Overview:

On November 4, 2014, the Internal Revenue Service (IRS) released guidance (Notice 2014-69) clarifying that certain group health plans that do not provide for hospitalization services or physician services or both will fail to satisfy the minimum value requirements for purposes of the employer mandate of the Affordable Care Act (ACA).  This means employers that do not qualify for transition relief and offer such health plans will not be considered to meet the requirements of the employer mandate and may be subject to a penalty.

Limited transition relief is provided for employers that, prior to November 4, 2014, have entered into a binding written commitment to adopt, or have begun enrolling employees in, a group health plan that does not provide for hospitalization or physician services.  In addition, employees who otherwise qualify for a premium tax credit at a state or federally-run health insurance exchange will still qualify for such credit if offered coverage that does not provide for hospitalization or physician services.

Background

The employer mandate requires employers to, among other things, provide minimum essential coverage that provides minimum value and is affordable to their full-time employees or pay a penalty if an employee not offered such coverage goes to a state- or federally-run health insurance exchange and qualifies for a premium tax credit under section 36B of the Internal Revenue Code (Code).  ACA regulations require plans to determine "minimum value" by using a safe harbor or a calculator issued by the Department of Health and Human Services (HHS).  Previously, the calculator allowed a plan to meet "minimum value" even if it did not provide for hospitalization or physician services.

Notice 2014-69 provides that HHS and the IRS intend to promptly amend regulations to provide that a plan will not provide "minimum value" if it excludes "substantial coverage" for in-patient hospitalization services or physician services or both.  The IRS has stated that it expects to issue final regulations in 2015, and that the rules will be effective on the date final regulations are issued – not at the end of the plan year. 

Limited Transition Relief

Limited transition relief is provided to employers that, prior to November 4, 2014, have entered into a binding written commitment to adopt, or have begun enrolling employees in, a group health plan that does not provide for hospitalization or physician services or both.  The transition relief applies only to employers that start their 2015 plan year before March 1, 2015.  The transition relief will last until the end of the employer's 2015 plan year.
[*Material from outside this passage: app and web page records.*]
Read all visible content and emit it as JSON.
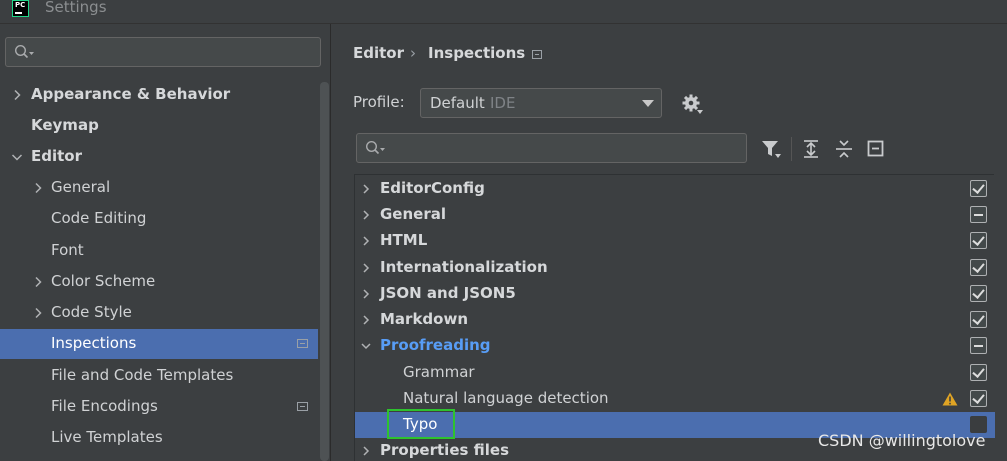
{
  "window": {
    "title": "Settings",
    "logo_text": "PC"
  },
  "sidebar": {
    "search": {
      "placeholder": ""
    },
    "items": [
      {
        "label": "Appearance & Behavior",
        "expandable": true,
        "expanded": false,
        "bold": true
      },
      {
        "label": "Keymap",
        "expandable": false,
        "bold": true
      },
      {
        "label": "Editor",
        "expandable": true,
        "expanded": true,
        "bold": true
      },
      {
        "label": "General",
        "expandable": true,
        "expanded": false
      },
      {
        "label": "Code Editing",
        "expandable": false
      },
      {
        "label": "Font",
        "expandable": false
      },
      {
        "label": "Color Scheme",
        "expandable": true,
        "expanded": false
      },
      {
        "label": "Code Style",
        "expandable": true,
        "expanded": false
      },
      {
        "label": "Inspections",
        "expandable": false,
        "selected": true,
        "badge": true
      },
      {
        "label": "File and Code Templates",
        "expandable": false
      },
      {
        "label": "File Encodings",
        "expandable": false,
        "badge": true
      },
      {
        "label": "Live Templates",
        "expandable": false
      }
    ]
  },
  "breadcrumb": {
    "part1": "Editor",
    "separator": "›",
    "part2": "Inspections"
  },
  "profile": {
    "label": "Profile:",
    "value": "Default",
    "scope": "IDE"
  },
  "inspections": {
    "search": {
      "placeholder": ""
    },
    "rows": [
      {
        "label": "EditorConfig",
        "state": "checked"
      },
      {
        "label": "General",
        "state": "partial"
      },
      {
        "label": "HTML",
        "state": "checked"
      },
      {
        "label": "Internationalization",
        "state": "checked"
      },
      {
        "label": "JSON and JSON5",
        "state": "checked"
      },
      {
        "label": "Markdown",
        "state": "checked"
      },
      {
        "label": "Proofreading",
        "state": "partial",
        "expanded": true
      },
      {
        "label": "Grammar",
        "state": "checked",
        "child": true
      },
      {
        "label": "Natural language detection",
        "state": "checked",
        "child": true,
        "warning": true
      },
      {
        "label": "Typo",
        "state": "unchecked",
        "child": true,
        "selected": true
      },
      {
        "label": "Properties files",
        "state": "checked"
      }
    ]
  },
  "watermark": "CSDN @willingtolove",
  "colors": {
    "selection": "#4b6eaf",
    "accent_link": "#589df6",
    "highlight_box": "#2ec22e",
    "warning": "#e0a424"
  }
}
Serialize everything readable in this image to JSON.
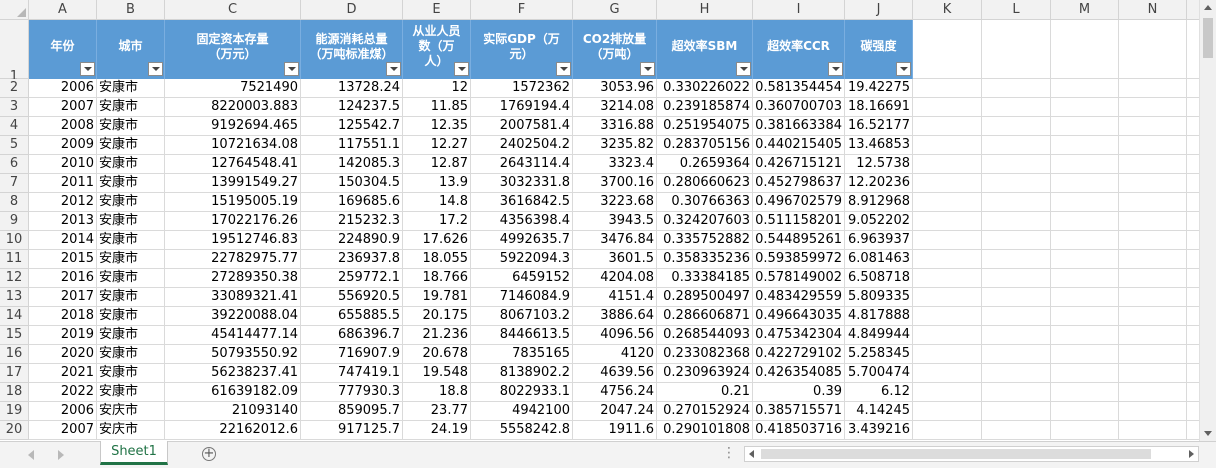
{
  "columns": [
    "A",
    "B",
    "C",
    "D",
    "E",
    "F",
    "G",
    "H",
    "I",
    "J",
    "K",
    "L",
    "M",
    "N",
    "O"
  ],
  "row_numbers": [
    "1",
    "2",
    "3",
    "4",
    "5",
    "6",
    "7",
    "8",
    "9",
    "10",
    "11",
    "12",
    "13",
    "14",
    "15",
    "16",
    "17",
    "18",
    "19",
    "20"
  ],
  "headers": [
    {
      "lines": [
        "年份"
      ]
    },
    {
      "lines": [
        "城市"
      ]
    },
    {
      "lines": [
        "固定资本存量",
        "（万元）"
      ]
    },
    {
      "lines": [
        "能源消耗总量",
        "（万吨标准煤）"
      ]
    },
    {
      "lines": [
        "从业人员",
        "数（万",
        "人）"
      ]
    },
    {
      "lines": [
        "实际GDP（万",
        "元）"
      ]
    },
    {
      "lines": [
        "CO2排放量",
        "（万吨）"
      ]
    },
    {
      "lines": [
        "超效率SBM"
      ]
    },
    {
      "lines": [
        "超效率CCR"
      ]
    },
    {
      "lines": [
        "碳强度"
      ]
    }
  ],
  "rows": [
    [
      "2006",
      "安康市",
      "7521490",
      "13728.24",
      "12",
      "1572362",
      "3053.96",
      "0.330226022",
      "0.581354454",
      "19.42275"
    ],
    [
      "2007",
      "安康市",
      "8220003.883",
      "124237.5",
      "11.85",
      "1769194.4",
      "3214.08",
      "0.239185874",
      "0.360700703",
      "18.16691"
    ],
    [
      "2008",
      "安康市",
      "9192694.465",
      "125542.7",
      "12.35",
      "2007581.4",
      "3316.88",
      "0.251954075",
      "0.381663384",
      "16.52177"
    ],
    [
      "2009",
      "安康市",
      "10721634.08",
      "117551.1",
      "12.27",
      "2402504.2",
      "3235.82",
      "0.283705156",
      "0.440215405",
      "13.46853"
    ],
    [
      "2010",
      "安康市",
      "12764548.41",
      "142085.3",
      "12.87",
      "2643114.4",
      "3323.4",
      "0.2659364",
      "0.426715121",
      "12.5738"
    ],
    [
      "2011",
      "安康市",
      "13991549.27",
      "150304.5",
      "13.9",
      "3032331.8",
      "3700.16",
      "0.280660623",
      "0.452798637",
      "12.20236"
    ],
    [
      "2012",
      "安康市",
      "15195005.19",
      "169685.6",
      "14.8",
      "3616842.5",
      "3223.68",
      "0.30766363",
      "0.496702579",
      "8.912968"
    ],
    [
      "2013",
      "安康市",
      "17022176.26",
      "215232.3",
      "17.2",
      "4356398.4",
      "3943.5",
      "0.324207603",
      "0.511158201",
      "9.052202"
    ],
    [
      "2014",
      "安康市",
      "19512746.83",
      "224890.9",
      "17.626",
      "4992635.7",
      "3476.84",
      "0.335752882",
      "0.544895261",
      "6.963937"
    ],
    [
      "2015",
      "安康市",
      "22782975.77",
      "236937.8",
      "18.055",
      "5922094.3",
      "3601.5",
      "0.358335236",
      "0.593859972",
      "6.081463"
    ],
    [
      "2016",
      "安康市",
      "27289350.38",
      "259772.1",
      "18.766",
      "6459152",
      "4204.08",
      "0.33384185",
      "0.578149002",
      "6.508718"
    ],
    [
      "2017",
      "安康市",
      "33089321.41",
      "556920.5",
      "19.781",
      "7146084.9",
      "4151.4",
      "0.289500497",
      "0.483429559",
      "5.809335"
    ],
    [
      "2018",
      "安康市",
      "39220088.04",
      "655885.5",
      "20.175",
      "8067103.2",
      "3886.64",
      "0.286606871",
      "0.496643035",
      "4.817888"
    ],
    [
      "2019",
      "安康市",
      "45414477.14",
      "686396.7",
      "21.236",
      "8446613.5",
      "4096.56",
      "0.268544093",
      "0.475342304",
      "4.849944"
    ],
    [
      "2020",
      "安康市",
      "50793550.92",
      "716907.9",
      "20.678",
      "7835165",
      "4120",
      "0.233082368",
      "0.422729102",
      "5.258345"
    ],
    [
      "2021",
      "安康市",
      "56238237.41",
      "747419.1",
      "19.548",
      "8138902.2",
      "4639.56",
      "0.230963924",
      "0.426354085",
      "5.700474"
    ],
    [
      "2022",
      "安康市",
      "61639182.09",
      "777930.3",
      "18.8",
      "8022933.1",
      "4756.24",
      "0.21",
      "0.39",
      "6.12"
    ],
    [
      "2006",
      "安庆市",
      "21093140",
      "859095.7",
      "23.77",
      "4942100",
      "2047.24",
      "0.270152924",
      "0.385715571",
      "4.14245"
    ],
    [
      "2007",
      "安庆市",
      "22162012.6",
      "917125.7",
      "24.19",
      "5558242.8",
      "1911.6",
      "0.290101808",
      "0.418503716",
      "3.439216"
    ]
  ],
  "sheet_tab": "Sheet1",
  "header_color": "#5b9bd5",
  "accent_color": "#217346"
}
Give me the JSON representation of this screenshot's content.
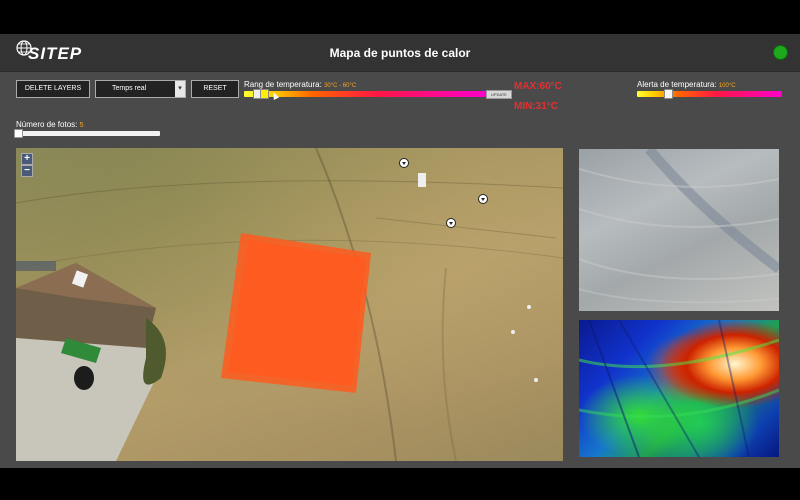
{
  "header": {
    "logo_text": "SITEP",
    "title": "Mapa de puntos de calor",
    "status_color": "#1ea81e"
  },
  "toolbar": {
    "delete_label": "DELETE LAYERS",
    "mode_value": "Temps real",
    "reset_label": "RESET"
  },
  "temperature_range": {
    "label": "Rang de temperatura:",
    "value": "30°C - 60°C",
    "update_label": "UPDATE",
    "min_fraction": 0.04,
    "max_fraction": 0.07
  },
  "readouts": {
    "max": "MAX:60°C",
    "min": "MIN:31°C"
  },
  "temperature_alert": {
    "label": "Alerta de temperatura:",
    "value": "100°C",
    "fraction": 0.2
  },
  "photos": {
    "label": "Número de fotos:",
    "value": "5",
    "fraction": 0
  },
  "map": {
    "zoom_in": "+",
    "zoom_out": "−",
    "heat_color": "#ff5a1f"
  },
  "icons": [
    "globe-logo-icon",
    "chevron-down-icon",
    "map-pin-icon",
    "cursor-icon"
  ]
}
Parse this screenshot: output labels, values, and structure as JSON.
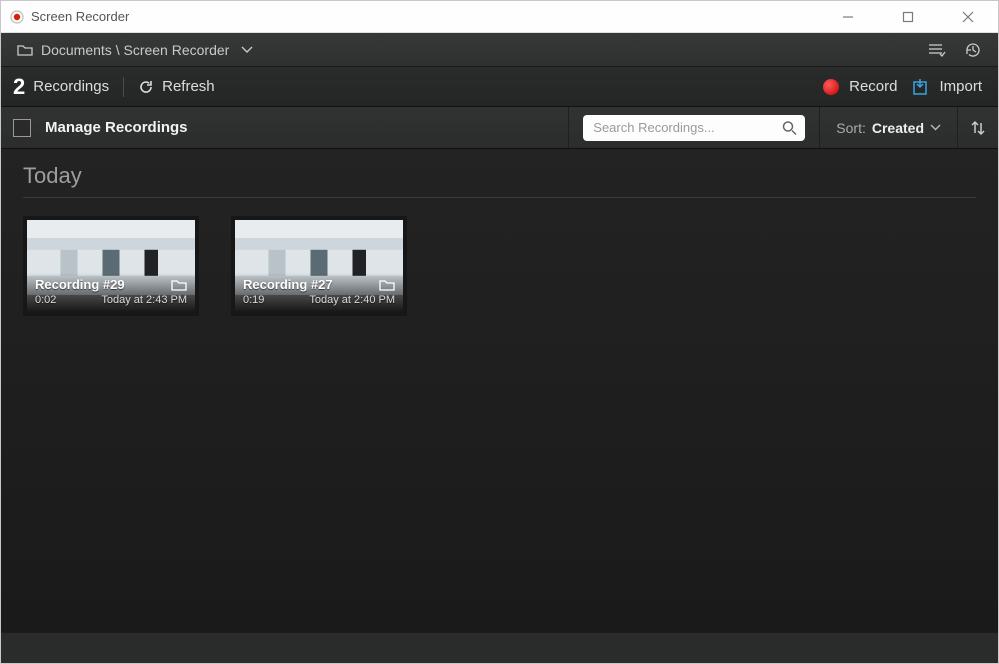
{
  "window": {
    "title": "Screen Recorder"
  },
  "breadcrumb": {
    "path": "Documents \\ Screen Recorder"
  },
  "toolbar": {
    "count": "2",
    "count_label": "Recordings",
    "refresh_label": "Refresh",
    "record_label": "Record",
    "import_label": "Import"
  },
  "manage": {
    "label": "Manage Recordings",
    "search_placeholder": "Search Recordings...",
    "sort_label": "Sort:",
    "sort_value": "Created"
  },
  "section": {
    "title": "Today"
  },
  "cards": [
    {
      "title": "Recording #29",
      "duration": "0:02",
      "time": "Today at 2:43 PM"
    },
    {
      "title": "Recording #27",
      "duration": "0:19",
      "time": "Today at 2:40 PM"
    }
  ]
}
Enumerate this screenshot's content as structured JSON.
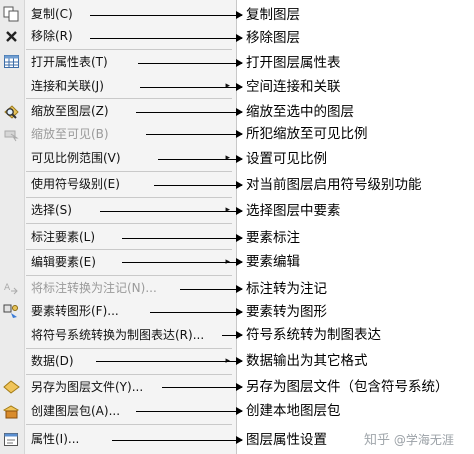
{
  "menu": {
    "items": [
      {
        "label": "复制(C)",
        "icon": "copy-icon"
      },
      {
        "label": "移除(R)",
        "icon": "remove-x-icon"
      },
      {
        "label": "打开属性表(T)",
        "icon": "table-icon"
      },
      {
        "label": "连接和关联(J)",
        "icon": ""
      },
      {
        "label": "缩放至图层(Z)",
        "icon": "zoom-to-layer-icon"
      },
      {
        "label": "缩放至可见(B)",
        "icon": "zoom-to-visible-icon"
      },
      {
        "label": "可见比例范围(V)",
        "icon": ""
      },
      {
        "label": "使用符号级别(E)",
        "icon": ""
      },
      {
        "label": "选择(S)",
        "icon": ""
      },
      {
        "label": "标注要素(L)",
        "icon": ""
      },
      {
        "label": "编辑要素(E)",
        "icon": ""
      },
      {
        "label": "将标注转换为注记(N)...",
        "icon": "label-to-annotation-icon"
      },
      {
        "label": "要素转图形(F)...",
        "icon": "feature-to-graphic-icon"
      },
      {
        "label": "将符号系统转换为制图表达(R)...",
        "icon": ""
      },
      {
        "label": "数据(D)",
        "icon": ""
      },
      {
        "label": "另存为图层文件(Y)...",
        "icon": "save-layer-file-icon"
      },
      {
        "label": "创建图层包(A)...",
        "icon": "layer-package-icon"
      },
      {
        "label": "属性(I)...",
        "icon": "properties-icon"
      }
    ],
    "submenu_glyph": "▸"
  },
  "annotations": [
    "复制图层",
    "移除图层",
    "打开图层属性表",
    "空间连接和关联",
    "缩放至选中的图层",
    "所犯缩放至可见比例",
    "设置可见比例",
    "对当前图层启用符号级别功能",
    "选择图层中要素",
    "要素标注",
    "要素编辑",
    "标注转为注记",
    "要素转为图形",
    "符号系统转为制图表达",
    "数据输出为其它格式",
    "另存为图层文件（包含符号系统）",
    "创建本地图层包",
    "图层属性设置"
  ],
  "watermark": {
    "zh": "知乎",
    "handle": "@学海无涯"
  },
  "colors": {
    "menu_bg": "#f4f4f4",
    "disabled_text": "#9a9a9a",
    "arrow": "#000000"
  }
}
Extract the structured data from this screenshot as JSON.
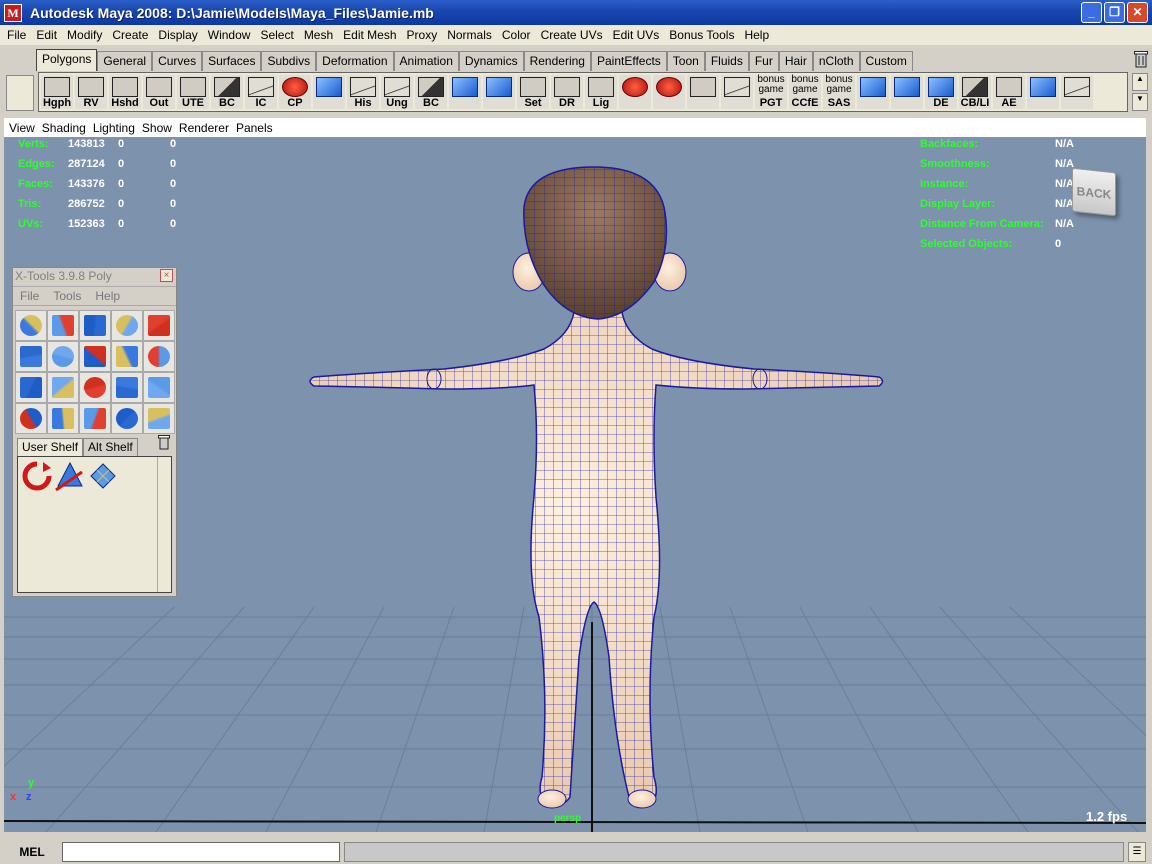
{
  "window": {
    "title": "Autodesk Maya 2008: D:\\Jamie\\Models\\Maya_Files\\Jamie.mb",
    "app_icon": "M"
  },
  "menubar": [
    "File",
    "Edit",
    "Modify",
    "Create",
    "Display",
    "Window",
    "Select",
    "Mesh",
    "Edit Mesh",
    "Proxy",
    "Normals",
    "Color",
    "Create UVs",
    "Edit UVs",
    "Bonus Tools",
    "Help"
  ],
  "shelf": {
    "tabs": [
      "Polygons",
      "General",
      "Curves",
      "Surfaces",
      "Subdivs",
      "Deformation",
      "Animation",
      "Dynamics",
      "Rendering",
      "PaintEffects",
      "Toon",
      "Fluids",
      "Fur",
      "Hair",
      "nCloth",
      "Custom"
    ],
    "active_tab": "Polygons",
    "tools": [
      {
        "label": "Hgph",
        "style": "plain"
      },
      {
        "label": "RV",
        "style": "plain"
      },
      {
        "label": "Hshd",
        "style": "plain"
      },
      {
        "label": "Out",
        "style": "plain"
      },
      {
        "label": "UTE",
        "style": "plain"
      },
      {
        "label": "BC",
        "style": "dark"
      },
      {
        "label": "IC",
        "style": "curve"
      },
      {
        "label": "CP",
        "style": "red"
      },
      {
        "label": "",
        "style": "blue"
      },
      {
        "label": "His",
        "style": "curve"
      },
      {
        "label": "Ung",
        "style": "curve"
      },
      {
        "label": "BC",
        "style": "dark"
      },
      {
        "label": "",
        "style": "blue"
      },
      {
        "label": "",
        "style": "blue"
      },
      {
        "label": "Set",
        "style": "plain"
      },
      {
        "label": "DR",
        "style": "plain"
      },
      {
        "label": "Lig",
        "style": "plain"
      },
      {
        "label": "",
        "style": "red"
      },
      {
        "label": "",
        "style": "red"
      },
      {
        "label": "",
        "style": "plain"
      },
      {
        "label": "",
        "style": "curve"
      },
      {
        "label": "PGT",
        "style": "plain",
        "top": "bonus game"
      },
      {
        "label": "CCfE",
        "style": "plain",
        "top": "bonus game"
      },
      {
        "label": "SAS",
        "style": "plain",
        "top": "bonus game"
      },
      {
        "label": "",
        "style": "blue"
      },
      {
        "label": "",
        "style": "blue"
      },
      {
        "label": "DE",
        "style": "blue"
      },
      {
        "label": "CB/LI",
        "style": "dark"
      },
      {
        "label": "AE",
        "style": "plain"
      },
      {
        "label": "",
        "style": "blue"
      },
      {
        "label": "",
        "style": "curve"
      }
    ]
  },
  "panel_menu": [
    "View",
    "Shading",
    "Lighting",
    "Show",
    "Renderer",
    "Panels"
  ],
  "hud_left": [
    {
      "key": "Verts:",
      "a": "143813",
      "b": "0",
      "c": "0"
    },
    {
      "key": "Edges:",
      "a": "287124",
      "b": "0",
      "c": "0"
    },
    {
      "key": "Faces:",
      "a": "143376",
      "b": "0",
      "c": "0"
    },
    {
      "key": "Tris:",
      "a": "286752",
      "b": "0",
      "c": "0"
    },
    {
      "key": "UVs:",
      "a": "152363",
      "b": "0",
      "c": "0"
    }
  ],
  "hud_right": [
    {
      "key": "Backfaces:",
      "value": "N/A"
    },
    {
      "key": "Smoothness:",
      "value": "N/A"
    },
    {
      "key": "Instance:",
      "value": "N/A"
    },
    {
      "key": "Display Layer:",
      "value": "N/A"
    },
    {
      "key": "Distance From Camera:",
      "value": "N/A"
    },
    {
      "key": "Selected Objects:",
      "value": "0"
    }
  ],
  "viewcube_label": "BACK",
  "axis": {
    "y": "y",
    "x": "x",
    "z": "z"
  },
  "fps": "1.2 fps",
  "camera_label": "persp",
  "xtools": {
    "title": "X-Tools 3.9.8 Poly",
    "close": "×",
    "menu": [
      "File",
      "Tools",
      "Help"
    ],
    "tabs": [
      "User Shelf",
      "Alt Shelf"
    ],
    "active_tab": "User Shelf"
  },
  "commandline": {
    "label": "MEL",
    "value": ""
  },
  "colors": {
    "viewport_bg": "#7d92ad",
    "skin": "#f1d7be",
    "hair": "#7d5e48",
    "wire": "#1a1aa0",
    "hud_green": "#2cff2c"
  }
}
Employees Offered Non-Hospitalization/Non-Physician Plans Eligible for Subsidies

Pending final regulations, employees who are otherwise eligible for premium tax credits at a state- or federally-run health insurance exchange under section 36B of the Code will still be eligible for such subsidies if offered a group health plan that does not provide for hospitalization or physician services.

Employee Notice Required

An employer that provides a group health plan that does not include coverage for hospitalization or physician services (including employers that qualify for transition relief):

  • Must not state or imply in any disclosure that the offer of coverage under the plan precludes an employee from obtaining a premium tax credit at a health insurance exchange if the employee is otherwise eligible; and
  • Must timely correct any prior disclosures that state or imply that the plan would preclude an employee from obtaining a premium tax credit at a health insurance exchange if the employee is otherwise eligible.

An employer that also offers an employee another plan that is not a non-hospital/non-physician services plan that is affordable and provides minimum value is permitted to advise the employee that the offer of this other plan will or may preclude the employee from obtaining a premium tax credit.

Employers' Bottom Line:

Employers should take steps now to ensure the group health plans they offer meet the IRS guidance requirements on hospitalization and physician services and, if they do not, should determine whether they meet the transition relief rules. Employers whose group health plans do not meet the requirements also should revise their employee disclosures as discussed above.